Nickolas Ashford once said, “We call ‘Ain’t No Mountain’ the golden egg that landed us in Motown.
Glen Campbell – ‘Wichita Lineman’
Although it was an unfinished song about a guy working on a telephone pole, it became one of the greatest love songs of all time.
Written by Jimmy Webb, Glen Campbell’s version has become one of his flagship songs and has been a hit the world over.
Percy Sledge – “When a man loves a woman”
Inspired by a breakup, “When A Man Loves A Woman” is Percy Sledge’s most famous song.
It reached number one in America and went on to become an international hit, proving to be a hit twice in the UK, having reached number four in 1966 and, on re-release, peaked at number two in 1987. .
The Four Summits – ‘Wait (I’ll be there)’
Another Holland-Dozier-Holland masterpiece for Motown, it was one of the Four Tops’ biggest and best-known hits.
It was sung (almost screamed) by Levi Stubbs, with member Duke Fakir later stating: “We realized that when Levi hit the top of his vocal range it sounded like someone in pain, so he did. sing up there.
“Levi complained, but we knew he loved it. Every time they thought he was on the top, he took it a little bit further until you could hear the tears in his voice.”

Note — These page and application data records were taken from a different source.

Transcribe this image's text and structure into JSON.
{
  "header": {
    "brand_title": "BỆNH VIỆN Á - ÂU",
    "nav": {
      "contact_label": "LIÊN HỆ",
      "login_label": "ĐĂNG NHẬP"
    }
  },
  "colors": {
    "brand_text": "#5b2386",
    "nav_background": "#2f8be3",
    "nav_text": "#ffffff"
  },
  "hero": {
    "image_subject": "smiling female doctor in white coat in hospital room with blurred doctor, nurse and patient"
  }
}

Ben E King – ‘Stand by Me’
Apparently there have been over 400 recorded versions of ‘Stand By Me’. We’re not surprised – it’s a fantastic song!
It was also the title of one of the best movies of the 1980s, and it was starred at the wedding of Prince Harry and Meghan Markle in 2018.
Etta James – ‘Finally’
“At Last” became Etta James’ flagship song and it was her version that was inducted into the Grammy Hall of Fame in 1999.
Barack and Michelle Obama danced to the romantic tune after his inauguration as president in 2009, with Beyoncé performing the ballad.
The Righteous Brothers – ‘Unchained Melody’
Now perhaps best known for the pottery scene at Ghost thanks to Patrick Swayze, this ballad revolves around the sweet voice of Bobby Hatfield.
The song reached number one in the UK four times: Jimmy Young, Righteous Brothers, Robson & Jerome and Gareth Gates. So, we’ve been loving it for a bit for a long time.
The Beatles – “Something”
George Harrison wrote this Beatles ballad about his then-wife Pattie Boyd, who was later the inspiration for Eric Clapton’s “Wonderful Tonight”.
The song was featured on the iconic album Abbey Route, and became one of the band’s greatest love songs.
Andy Williams – “I can’t take my eyes off you”
It is impossible not to sing the ‘bah-bah-bah’s to this tune every time it arrives.
Frankie Valli recorded it first, but Andy scored a bigger hit in the UK. It was then used in Bridget Jones Diary, and he ended up re-recording it with Denise Van Outen in 2002.
The Beach Boys – “God Only Knows”
Featured on the classic Beach Boys album from 1966 Animal sounds, when ‘God Only Knows’ was first released, it surprisingly only reached 39 on the US charts.
He reached number two in the UK, and we’ll always be thinking about the final scenes of Love in fact when you hear it.